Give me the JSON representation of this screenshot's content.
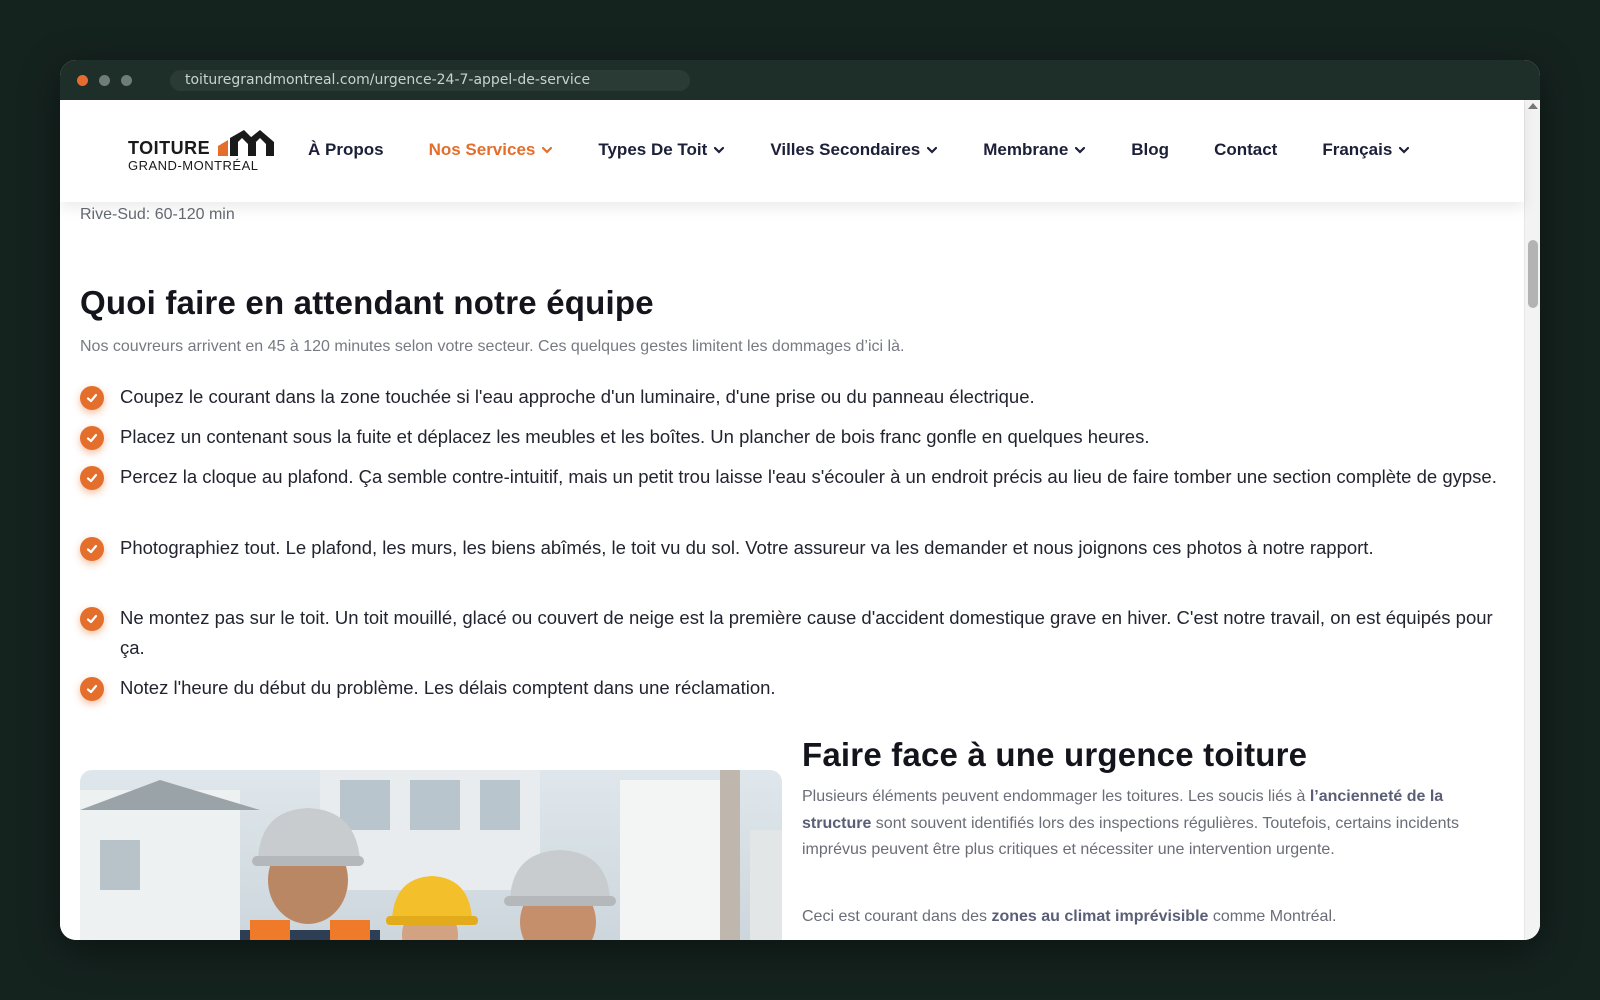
{
  "browser": {
    "url": "toituregrandmontreal.com/urgence-24-7-appel-de-service"
  },
  "logo": {
    "line1": "TOITURE",
    "line2": "GRAND-MONTRÉAL"
  },
  "nav": {
    "items": [
      {
        "label": "À Propos",
        "has_dropdown": false,
        "active": false
      },
      {
        "label": "Nos Services",
        "has_dropdown": true,
        "active": true
      },
      {
        "label": "Types De Toit",
        "has_dropdown": true,
        "active": false
      },
      {
        "label": "Villes Secondaires",
        "has_dropdown": true,
        "active": false
      },
      {
        "label": "Membrane",
        "has_dropdown": true,
        "active": false
      },
      {
        "label": "Blog",
        "has_dropdown": false,
        "active": false
      },
      {
        "label": "Contact",
        "has_dropdown": false,
        "active": false
      },
      {
        "label": "Français",
        "has_dropdown": true,
        "active": false
      }
    ]
  },
  "section_wait": {
    "prev_line": "Rive-Sud: 60-120 min",
    "title": "Quoi faire en attendant notre équipe",
    "lead": "Nos couvreurs arrivent en 45 à 120 minutes selon votre secteur. Ces quelques gestes limitent les dommages d’ici là.",
    "checklist": [
      "Coupez le courant dans la zone touchée si l'eau approche d'un luminaire, d'une prise ou du panneau électrique.",
      "Placez un contenant sous la fuite et déplacez les meubles et les boîtes. Un plancher de bois franc gonfle en quelques heures.",
      "Percez la cloque au plafond. Ça semble contre-intuitif, mais un petit trou laisse l'eau s'écouler à un endroit précis au lieu de faire tomber une section complète de gypse.",
      "Photographiez tout. Le plafond, les murs, les biens abîmés, le toit vu du sol. Votre assureur va les demander et nous joignons ces photos à notre rapport.",
      "Ne montez pas sur le toit. Un toit mouillé, glacé ou couvert de neige est la première cause d'accident domestique grave en hiver. C'est notre travail, on est équipés pour ça.",
      "Notez l'heure du début du problème. Les délais comptent dans une réclamation."
    ]
  },
  "section_urgence": {
    "title": "Faire face à une urgence toiture",
    "p1_a": "Plusieurs éléments peuvent endommager les toitures. Les soucis liés à ",
    "p1_b": "l’ancienneté de la structure",
    "p1_c": " sont souvent identifiés lors des inspections régulières. Toutefois, certains incidents imprévus peuvent être plus critiques et nécessiter une intervention urgente.",
    "p2_a": "Ceci est courant dans des ",
    "p2_b": "zones au climat imprévisible",
    "p2_c": " comme Montréal.",
    "image": "photo-workers-hardhats"
  },
  "colors": {
    "accent": "#e46e2c",
    "nav_text": "#1c1f38",
    "background": "#15231f"
  }
}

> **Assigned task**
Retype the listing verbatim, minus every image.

> **Reply**
Give me the JSON representation of this screenshot's content.
{
  "browser": {
    "url": "toituregrandmontreal.com/urgence-24-7-appel-de-service"
  },
  "logo": {
    "line1": "TOITURE",
    "line2": "GRAND-MONTRÉAL"
  },
  "nav": {
    "items": [
      {
        "label": "À Propos",
        "has_dropdown": false,
        "active": false
      },
      {
        "label": "Nos Services",
        "has_dropdown": true,
        "active": true
      },
      {
        "label": "Types De Toit",
        "has_dropdown": true,
        "active": false
      },
      {
        "label": "Villes Secondaires",
        "has_dropdown": true,
        "active": false
      },
      {
        "label": "Membrane",
        "has_dropdown": true,
        "active": false
      },
      {
        "label": "Blog",
        "has_dropdown": false,
        "active": false
      },
      {
        "label": "Contact",
        "has_dropdown": false,
        "active": false
      },
      {
        "label": "Français",
        "has_dropdown": true,
        "active": false
      }
    ]
  },
  "section_wait": {
    "prev_line": "Rive-Sud: 60-120 min",
    "title": "Quoi faire en attendant notre équipe",
    "lead": "Nos couvreurs arrivent en 45 à 120 minutes selon votre secteur. Ces quelques gestes limitent les dommages d’ici là.",
    "checklist": [
      "Coupez le courant dans la zone touchée si l'eau approche d'un luminaire, d'une prise ou du panneau électrique.",
      "Placez un contenant sous la fuite et déplacez les meubles et les boîtes. Un plancher de bois franc gonfle en quelques heures.",
      "Percez la cloque au plafond. Ça semble contre-intuitif, mais un petit trou laisse l'eau s'écouler à un endroit précis au lieu de faire tomber une section complète de gypse.",
      "Photographiez tout. Le plafond, les murs, les biens abîmés, le toit vu du sol. Votre assureur va les demander et nous joignons ces photos à notre rapport.",
      "Ne montez pas sur le toit. Un toit mouillé, glacé ou couvert de neige est la première cause d'accident domestique grave en hiver. C'est notre travail, on est équipés pour ça.",
      "Notez l'heure du début du problème. Les délais comptent dans une réclamation."
    ]
  },
  "section_urgence": {
    "title": "Faire face à une urgence toiture",
    "p1_a": "Plusieurs éléments peuvent endommager les toitures. Les soucis liés à ",
    "p1_b": "l’ancienneté de la structure",
    "p1_c": " sont souvent identifiés lors des inspections régulières. Toutefois, certains incidents imprévus peuvent être plus critiques et nécessiter une intervention urgente.",
    "p2_a": "Ceci est courant dans des ",
    "p2_b": "zones au climat imprévisible",
    "p2_c": " comme Montréal.",
    "image": "photo-workers-hardhats"
  },
  "colors": {
    "accent": "#e46e2c",
    "nav_text": "#1c1f38",
    "background": "#15231f"
  }
}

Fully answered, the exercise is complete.